TASK INPUTS:
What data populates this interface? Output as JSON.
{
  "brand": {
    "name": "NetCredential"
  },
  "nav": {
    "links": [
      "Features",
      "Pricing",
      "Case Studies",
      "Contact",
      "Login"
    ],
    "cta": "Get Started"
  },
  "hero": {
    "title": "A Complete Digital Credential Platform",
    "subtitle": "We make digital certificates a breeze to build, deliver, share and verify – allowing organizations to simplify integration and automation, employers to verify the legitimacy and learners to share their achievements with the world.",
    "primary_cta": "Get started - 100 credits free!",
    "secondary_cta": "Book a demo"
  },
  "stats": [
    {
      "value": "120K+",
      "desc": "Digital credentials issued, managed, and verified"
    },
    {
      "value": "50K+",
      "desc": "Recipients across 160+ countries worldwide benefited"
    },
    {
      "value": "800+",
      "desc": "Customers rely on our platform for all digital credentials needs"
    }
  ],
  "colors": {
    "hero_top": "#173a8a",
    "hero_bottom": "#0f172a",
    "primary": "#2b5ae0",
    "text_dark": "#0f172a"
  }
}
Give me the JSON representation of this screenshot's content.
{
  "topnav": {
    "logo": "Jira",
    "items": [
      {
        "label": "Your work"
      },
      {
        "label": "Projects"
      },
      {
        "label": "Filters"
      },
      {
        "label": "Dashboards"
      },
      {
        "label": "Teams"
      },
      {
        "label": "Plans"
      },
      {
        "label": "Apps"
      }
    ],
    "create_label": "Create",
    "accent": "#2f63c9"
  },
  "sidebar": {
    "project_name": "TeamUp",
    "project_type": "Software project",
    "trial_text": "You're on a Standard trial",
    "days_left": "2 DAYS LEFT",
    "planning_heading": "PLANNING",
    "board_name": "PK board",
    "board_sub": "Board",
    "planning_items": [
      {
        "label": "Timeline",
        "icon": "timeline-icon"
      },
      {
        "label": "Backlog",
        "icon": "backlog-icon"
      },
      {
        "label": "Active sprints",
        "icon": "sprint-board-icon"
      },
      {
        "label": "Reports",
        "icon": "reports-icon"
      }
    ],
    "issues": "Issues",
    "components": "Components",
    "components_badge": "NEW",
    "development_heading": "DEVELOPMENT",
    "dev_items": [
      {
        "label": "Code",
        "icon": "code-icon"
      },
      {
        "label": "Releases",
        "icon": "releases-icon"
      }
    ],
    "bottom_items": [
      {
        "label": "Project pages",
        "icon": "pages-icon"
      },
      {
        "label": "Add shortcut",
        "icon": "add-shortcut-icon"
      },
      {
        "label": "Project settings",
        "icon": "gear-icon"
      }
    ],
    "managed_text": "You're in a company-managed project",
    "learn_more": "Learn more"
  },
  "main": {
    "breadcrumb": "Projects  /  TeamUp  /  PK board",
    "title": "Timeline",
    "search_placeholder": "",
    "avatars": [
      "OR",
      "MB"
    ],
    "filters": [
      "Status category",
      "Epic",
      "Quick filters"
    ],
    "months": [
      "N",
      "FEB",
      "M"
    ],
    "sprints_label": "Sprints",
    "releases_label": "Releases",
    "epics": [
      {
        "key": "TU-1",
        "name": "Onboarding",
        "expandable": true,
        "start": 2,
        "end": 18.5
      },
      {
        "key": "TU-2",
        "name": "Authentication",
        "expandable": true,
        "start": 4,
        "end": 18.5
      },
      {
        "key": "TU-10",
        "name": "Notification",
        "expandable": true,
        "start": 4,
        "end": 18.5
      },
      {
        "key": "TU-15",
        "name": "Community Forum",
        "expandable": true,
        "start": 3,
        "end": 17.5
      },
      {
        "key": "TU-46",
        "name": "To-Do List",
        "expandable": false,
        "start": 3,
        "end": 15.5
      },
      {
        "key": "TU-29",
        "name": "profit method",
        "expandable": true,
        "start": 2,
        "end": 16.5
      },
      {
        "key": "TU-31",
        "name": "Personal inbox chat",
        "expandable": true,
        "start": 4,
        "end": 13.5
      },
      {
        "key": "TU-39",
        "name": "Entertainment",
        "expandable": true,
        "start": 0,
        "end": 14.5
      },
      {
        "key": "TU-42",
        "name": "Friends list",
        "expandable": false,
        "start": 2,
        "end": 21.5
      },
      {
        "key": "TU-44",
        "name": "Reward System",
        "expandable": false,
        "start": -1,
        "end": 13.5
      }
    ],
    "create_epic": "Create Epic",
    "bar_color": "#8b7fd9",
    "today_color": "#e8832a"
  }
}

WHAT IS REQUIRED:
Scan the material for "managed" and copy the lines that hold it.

SOLUTION FOR THIS PROBLEM:
      "desc": "Digital credentials issued, managed, and verified"
    "managed_text": "You're in a company-managed project",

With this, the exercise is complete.